▶ Problem:
The data that follows is to be given again, exactly as written.

++++ Supplied data ++++

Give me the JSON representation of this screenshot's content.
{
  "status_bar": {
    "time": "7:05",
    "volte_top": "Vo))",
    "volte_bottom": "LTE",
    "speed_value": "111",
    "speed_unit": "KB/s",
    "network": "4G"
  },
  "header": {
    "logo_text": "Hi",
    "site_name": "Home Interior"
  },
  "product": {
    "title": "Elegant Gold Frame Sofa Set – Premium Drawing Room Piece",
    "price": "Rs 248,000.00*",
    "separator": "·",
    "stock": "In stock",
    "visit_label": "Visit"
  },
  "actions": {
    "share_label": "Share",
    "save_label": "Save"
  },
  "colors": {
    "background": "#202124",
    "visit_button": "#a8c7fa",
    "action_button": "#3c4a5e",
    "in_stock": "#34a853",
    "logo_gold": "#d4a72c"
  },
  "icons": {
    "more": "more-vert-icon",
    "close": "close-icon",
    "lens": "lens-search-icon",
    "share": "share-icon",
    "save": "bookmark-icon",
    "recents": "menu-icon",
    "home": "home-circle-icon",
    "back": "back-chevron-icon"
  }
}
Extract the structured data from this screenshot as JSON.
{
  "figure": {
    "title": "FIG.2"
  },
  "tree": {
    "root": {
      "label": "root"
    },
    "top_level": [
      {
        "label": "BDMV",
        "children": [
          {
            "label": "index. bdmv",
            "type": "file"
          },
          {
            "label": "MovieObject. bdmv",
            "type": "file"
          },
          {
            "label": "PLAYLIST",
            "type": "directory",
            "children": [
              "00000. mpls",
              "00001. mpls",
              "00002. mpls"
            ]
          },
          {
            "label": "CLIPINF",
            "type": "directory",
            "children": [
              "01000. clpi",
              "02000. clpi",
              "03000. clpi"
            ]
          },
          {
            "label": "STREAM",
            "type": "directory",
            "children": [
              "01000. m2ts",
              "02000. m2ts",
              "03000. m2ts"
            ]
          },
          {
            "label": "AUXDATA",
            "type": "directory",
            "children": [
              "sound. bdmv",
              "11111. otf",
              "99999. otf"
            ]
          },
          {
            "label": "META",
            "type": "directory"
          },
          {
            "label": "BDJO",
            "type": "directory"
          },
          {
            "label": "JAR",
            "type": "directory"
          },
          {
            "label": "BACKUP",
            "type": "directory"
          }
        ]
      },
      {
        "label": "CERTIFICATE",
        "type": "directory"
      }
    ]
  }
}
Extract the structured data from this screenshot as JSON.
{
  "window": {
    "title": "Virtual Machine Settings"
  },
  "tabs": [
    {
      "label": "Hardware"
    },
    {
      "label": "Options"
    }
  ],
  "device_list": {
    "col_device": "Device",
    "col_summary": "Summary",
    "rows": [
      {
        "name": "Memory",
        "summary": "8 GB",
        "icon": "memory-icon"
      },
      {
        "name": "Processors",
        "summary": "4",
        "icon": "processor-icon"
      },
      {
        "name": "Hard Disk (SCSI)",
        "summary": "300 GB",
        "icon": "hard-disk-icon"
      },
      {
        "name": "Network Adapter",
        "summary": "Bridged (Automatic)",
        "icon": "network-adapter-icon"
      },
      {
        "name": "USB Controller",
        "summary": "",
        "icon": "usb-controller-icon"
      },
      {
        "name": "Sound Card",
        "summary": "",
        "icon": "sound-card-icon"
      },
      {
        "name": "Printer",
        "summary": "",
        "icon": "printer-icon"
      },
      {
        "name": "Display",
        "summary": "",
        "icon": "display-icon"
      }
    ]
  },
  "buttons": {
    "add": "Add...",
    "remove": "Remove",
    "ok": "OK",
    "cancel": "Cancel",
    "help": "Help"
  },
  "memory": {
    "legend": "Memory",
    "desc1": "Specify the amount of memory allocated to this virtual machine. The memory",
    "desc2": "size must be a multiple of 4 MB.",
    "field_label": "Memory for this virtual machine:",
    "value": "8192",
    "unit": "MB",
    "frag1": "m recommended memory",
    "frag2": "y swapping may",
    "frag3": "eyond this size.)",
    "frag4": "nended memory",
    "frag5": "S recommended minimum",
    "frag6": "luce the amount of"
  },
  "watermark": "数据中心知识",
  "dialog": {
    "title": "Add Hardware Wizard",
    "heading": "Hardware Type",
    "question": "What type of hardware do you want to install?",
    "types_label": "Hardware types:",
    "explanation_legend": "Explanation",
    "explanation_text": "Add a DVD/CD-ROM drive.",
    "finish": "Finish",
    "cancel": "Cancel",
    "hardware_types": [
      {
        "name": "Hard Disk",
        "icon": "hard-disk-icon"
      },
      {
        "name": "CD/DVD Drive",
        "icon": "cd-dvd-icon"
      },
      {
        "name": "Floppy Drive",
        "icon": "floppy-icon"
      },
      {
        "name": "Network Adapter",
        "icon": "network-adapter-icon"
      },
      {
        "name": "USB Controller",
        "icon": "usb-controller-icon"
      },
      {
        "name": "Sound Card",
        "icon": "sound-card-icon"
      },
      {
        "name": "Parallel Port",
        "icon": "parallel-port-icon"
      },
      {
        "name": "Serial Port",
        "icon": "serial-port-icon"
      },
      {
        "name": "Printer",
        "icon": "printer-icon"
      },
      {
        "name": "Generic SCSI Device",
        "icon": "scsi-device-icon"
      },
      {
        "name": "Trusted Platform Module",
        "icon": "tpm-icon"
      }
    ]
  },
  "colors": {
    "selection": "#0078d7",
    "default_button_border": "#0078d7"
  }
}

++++

▶ Solution for this task:
Give me the JSON representation of this screenshot's content.
{
  "status_bar": {
    "time": "7:05",
    "volte_top": "Vo))",
    "volte_bottom": "LTE",
    "speed_value": "111",
    "speed_unit": "KB/s",
    "network": "4G"
  },
  "header": {
    "logo_text": "Hi",
    "site_name": "Home Interior"
  },
  "product": {
    "title": "Elegant Gold Frame Sofa Set – Premium Drawing Room Piece",
    "price": "Rs 248,000.00*",
    "separator": "·",
    "stock": "In stock",
    "visit_label": "Visit"
  },
  "actions": {
    "share_label": "Share",
    "save_label": "Save"
  },
  "colors": {
    "background": "#202124",
    "visit_button": "#a8c7fa",
    "action_button": "#3c4a5e",
    "in_stock": "#34a853",
    "logo_gold": "#d4a72c"
  },
  "icons": {
    "more": "more-vert-icon",
    "close": "close-icon",
    "lens": "lens-search-icon",
    "share": "share-icon",
    "save": "bookmark-icon",
    "recents": "menu-icon",
    "home": "home-circle-icon",
    "back": "back-chevron-icon"
  }
}
Extract the structured data from this screenshot as JSON.
{
  "figure": {
    "title": "FIG.2"
  },
  "tree": {
    "root": {
      "label": "root"
    },
    "top_level": [
      {
        "label": "BDMV",
        "children": [
          {
            "label": "index. bdmv",
            "type": "file"
          },
          {
            "label": "MovieObject. bdmv",
            "type": "file"
          },
          {
            "label": "PLAYLIST",
            "type": "directory",
            "children": [
              "00000. mpls",
              "00001. mpls",
              "00002. mpls"
            ]
          },
          {
            "label": "CLIPINF",
            "type": "directory",
            "children": [
              "01000. clpi",
              "02000. clpi",
              "03000. clpi"
            ]
          },
          {
            "label": "STREAM",
            "type": "directory",
            "children": [
              "01000. m2ts",
              "02000. m2ts",
              "03000. m2ts"
            ]
          },
          {
            "label": "AUXDATA",
            "type": "directory",
            "children": [
              "sound. bdmv",
              "11111. otf",
              "99999. otf"
            ]
          },
          {
            "label": "META",
            "type": "directory"
          },
          {
            "label": "BDJO",
            "type": "directory"
          },
          {
            "label": "JAR",
            "type": "directory"
          },
          {
            "label": "BACKUP",
            "type": "directory"
          }
        ]
      },
      {
        "label": "CERTIFICATE",
        "type": "directory"
      }
    ]
  }
}
Extract the structured data from this screenshot as JSON.
{
  "window": {
    "title": "Virtual Machine Settings"
  },
  "tabs": [
    {
      "label": "Hardware"
    },
    {
      "label": "Options"
    }
  ],
  "device_list": {
    "col_device": "Device",
    "col_summary": "Summary",
    "rows": [
      {
        "name": "Memory",
        "summary": "8 GB",
        "icon": "memory-icon"
      },
      {
        "name": "Processors",
        "summary": "4",
        "icon": "processor-icon"
      },
      {
        "name": "Hard Disk (SCSI)",
        "summary": "300 GB",
        "icon": "hard-disk-icon"
      },
      {
        "name": "Network Adapter",
        "summary": "Bridged (Automatic)",
        "icon": "network-adapter-icon"
      },
      {
        "name": "USB Controller",
        "summary": "",
        "icon": "usb-controller-icon"
      },
      {
        "name": "Sound Card",
        "summary": "",
        "icon": "sound-card-icon"
      },
      {
        "name": "Printer",
        "summary": "",
        "icon": "printer-icon"
      },
      {
        "name": "Display",
        "summary": "",
        "icon": "display-icon"
      }
    ]
  },
  "buttons": {
    "add": "Add...",
    "remove": "Remove",
    "ok": "OK",
    "cancel": "Cancel",
    "help": "Help"
  },
  "memory": {
    "legend": "Memory",
    "desc1": "Specify the amount of memory allocated to this virtual machine. The memory",
    "desc2": "size must be a multiple of 4 MB.",
    "field_label": "Memory for this virtual machine:",
    "value": "8192",
    "unit": "MB",
    "frag1": "m recommended memory",
    "frag2": "y swapping may",
    "frag3": "eyond this size.)",
    "frag4": "nended memory",
    "frag5": "S recommended minimum",
    "frag6": "luce the amount of"
  },
  "watermark": "数据中心知识",
  "dialog": {
    "title": "Add Hardware Wizard",
    "heading": "Hardware Type",
    "question": "What type of hardware do you want to install?",
    "types_label": "Hardware types:",
    "explanation_legend": "Explanation",
    "explanation_text": "Add a DVD/CD-ROM drive.",
    "finish": "Finish",
    "cancel": "Cancel",
    "hardware_types": [
      {
        "name": "Hard Disk",
        "icon": "hard-disk-icon"
      },
      {
        "name": "CD/DVD Drive",
        "icon": "cd-dvd-icon"
      },
      {
        "name": "Floppy Drive",
        "icon": "floppy-icon"
      },
      {
        "name": "Network Adapter",
        "icon": "network-adapter-icon"
      },
      {
        "name": "USB Controller",
        "icon": "usb-controller-icon"
      },
      {
        "name": "Sound Card",
        "icon": "sound-card-icon"
      },
      {
        "name": "Parallel Port",
        "icon": "parallel-port-icon"
      },
      {
        "name": "Serial Port",
        "icon": "serial-port-icon"
      },
      {
        "name": "Printer",
        "icon": "printer-icon"
      },
      {
        "name": "Generic SCSI Device",
        "icon": "scsi-device-icon"
      },
      {
        "name": "Trusted Platform Module",
        "icon": "tpm-icon"
      }
    ]
  },
  "colors": {
    "selection": "#0078d7",
    "default_button_border": "#0078d7"
  }
}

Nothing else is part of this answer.